The U.S. government has created a system of removing power from HR professionals and enabling elected officials of any government entity to create independent and unsupervised cultures. Cultures where employees under the charge of HR are most susceptible to abuse and neglect due to untouchable leadership. Cultures like the one I left when an elected official asked me to shred an investigation I personally completed, where allegations of sexual harassment were substantiated.
Impacting HR Beyond Your Own Org
So what can be done about the epidemic of toxic government workplace cultures?
As citizens, you have access to the exact same information the local newspaper requested from me when I was the employee relations professional for a U.S. County. You can get involved by recognizing your vote does not just impact policies but employees who have to work for elected officials.
As HR professionals, you can get loud. You should get loud.
Gather every HR professional in your local area, pour over employee relation documentation you requested from your city, county, or state, and go to the local newspaper with what you’ve found. Explain the HR and legal jargon used in these cases to reporters. Email your elected officials demanding answers to your questions about specific cases.

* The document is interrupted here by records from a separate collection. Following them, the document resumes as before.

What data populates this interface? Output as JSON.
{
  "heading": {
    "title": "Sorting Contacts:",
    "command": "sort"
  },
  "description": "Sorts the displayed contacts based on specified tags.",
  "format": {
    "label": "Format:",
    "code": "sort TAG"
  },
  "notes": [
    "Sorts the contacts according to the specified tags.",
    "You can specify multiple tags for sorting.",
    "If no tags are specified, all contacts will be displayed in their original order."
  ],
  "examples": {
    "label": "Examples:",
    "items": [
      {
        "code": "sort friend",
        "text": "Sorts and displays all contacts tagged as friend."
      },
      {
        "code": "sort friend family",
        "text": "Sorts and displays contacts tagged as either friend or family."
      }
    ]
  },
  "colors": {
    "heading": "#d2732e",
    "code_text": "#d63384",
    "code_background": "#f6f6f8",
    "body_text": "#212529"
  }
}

HR professionals can alter the lives of employees outside of their own workforces by activating their employee advocacy for government teams.